About this exercise =
When you find the word "user" in a line of the entries, please copy the whole line.

(Data excerpts)
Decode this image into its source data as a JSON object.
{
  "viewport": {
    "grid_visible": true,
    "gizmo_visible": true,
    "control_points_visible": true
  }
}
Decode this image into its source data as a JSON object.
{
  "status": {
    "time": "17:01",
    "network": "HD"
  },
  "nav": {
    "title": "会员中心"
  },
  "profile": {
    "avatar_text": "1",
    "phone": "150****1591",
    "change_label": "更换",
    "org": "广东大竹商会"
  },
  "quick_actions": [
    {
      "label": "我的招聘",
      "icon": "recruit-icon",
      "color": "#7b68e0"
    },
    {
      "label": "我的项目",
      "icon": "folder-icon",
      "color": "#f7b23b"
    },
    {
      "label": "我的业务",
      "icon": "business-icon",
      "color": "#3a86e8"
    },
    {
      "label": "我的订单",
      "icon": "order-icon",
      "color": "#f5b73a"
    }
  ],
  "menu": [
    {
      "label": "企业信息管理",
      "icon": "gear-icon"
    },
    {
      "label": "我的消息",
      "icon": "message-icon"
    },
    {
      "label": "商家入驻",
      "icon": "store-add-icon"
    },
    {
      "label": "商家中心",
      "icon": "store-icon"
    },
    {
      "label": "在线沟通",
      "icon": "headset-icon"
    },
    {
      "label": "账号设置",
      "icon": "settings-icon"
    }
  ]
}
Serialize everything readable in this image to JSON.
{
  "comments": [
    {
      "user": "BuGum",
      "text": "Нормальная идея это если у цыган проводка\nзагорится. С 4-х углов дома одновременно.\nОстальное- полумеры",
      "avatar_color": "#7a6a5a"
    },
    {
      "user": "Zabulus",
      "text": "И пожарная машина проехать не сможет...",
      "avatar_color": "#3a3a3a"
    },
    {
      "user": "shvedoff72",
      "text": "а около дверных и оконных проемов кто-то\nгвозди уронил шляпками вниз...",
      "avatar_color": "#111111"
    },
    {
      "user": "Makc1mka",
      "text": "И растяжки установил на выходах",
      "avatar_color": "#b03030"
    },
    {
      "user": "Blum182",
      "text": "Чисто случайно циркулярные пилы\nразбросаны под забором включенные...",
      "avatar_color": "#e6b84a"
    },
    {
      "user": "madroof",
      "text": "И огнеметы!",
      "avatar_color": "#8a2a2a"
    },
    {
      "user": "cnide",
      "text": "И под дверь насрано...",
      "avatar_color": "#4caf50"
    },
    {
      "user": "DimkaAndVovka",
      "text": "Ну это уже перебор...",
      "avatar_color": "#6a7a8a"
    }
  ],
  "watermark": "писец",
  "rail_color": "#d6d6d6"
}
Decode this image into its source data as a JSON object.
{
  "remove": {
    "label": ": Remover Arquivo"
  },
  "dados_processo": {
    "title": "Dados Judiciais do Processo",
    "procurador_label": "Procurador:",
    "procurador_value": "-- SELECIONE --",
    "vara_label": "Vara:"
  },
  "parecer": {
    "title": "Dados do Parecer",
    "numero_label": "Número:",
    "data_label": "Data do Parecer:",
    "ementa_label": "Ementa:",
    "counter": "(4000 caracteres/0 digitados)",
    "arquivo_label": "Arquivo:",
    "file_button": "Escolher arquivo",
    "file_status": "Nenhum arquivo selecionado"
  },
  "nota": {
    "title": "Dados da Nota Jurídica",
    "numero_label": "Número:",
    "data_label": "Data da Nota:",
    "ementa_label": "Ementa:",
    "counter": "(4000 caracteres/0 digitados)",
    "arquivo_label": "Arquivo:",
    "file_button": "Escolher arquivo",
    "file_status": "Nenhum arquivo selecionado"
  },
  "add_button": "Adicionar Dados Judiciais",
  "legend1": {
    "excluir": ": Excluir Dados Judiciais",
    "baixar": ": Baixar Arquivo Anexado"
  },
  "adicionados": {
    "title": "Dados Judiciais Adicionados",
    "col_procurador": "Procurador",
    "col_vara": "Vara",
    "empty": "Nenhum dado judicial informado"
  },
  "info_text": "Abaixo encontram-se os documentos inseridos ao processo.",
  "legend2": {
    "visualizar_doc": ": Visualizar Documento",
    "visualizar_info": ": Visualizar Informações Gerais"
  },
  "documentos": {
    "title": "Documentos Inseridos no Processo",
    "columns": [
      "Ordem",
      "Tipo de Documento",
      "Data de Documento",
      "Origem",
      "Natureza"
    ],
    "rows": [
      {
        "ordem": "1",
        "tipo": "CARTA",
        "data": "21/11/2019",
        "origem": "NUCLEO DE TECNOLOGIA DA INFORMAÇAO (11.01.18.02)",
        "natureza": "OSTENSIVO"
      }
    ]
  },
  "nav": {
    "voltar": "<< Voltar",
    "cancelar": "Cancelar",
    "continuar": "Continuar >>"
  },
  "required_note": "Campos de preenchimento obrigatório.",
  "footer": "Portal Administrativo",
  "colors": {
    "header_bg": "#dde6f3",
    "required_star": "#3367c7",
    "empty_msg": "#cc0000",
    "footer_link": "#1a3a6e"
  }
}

Your solution =
      "user": "BuGum",
      "user": "Zabulus",
      "user": "shvedoff72",
      "user": "Makc1mka",
      "user": "Blum182",
      "user": "madroof",
      "user": "cnide",
      "user": "DimkaAndVovka",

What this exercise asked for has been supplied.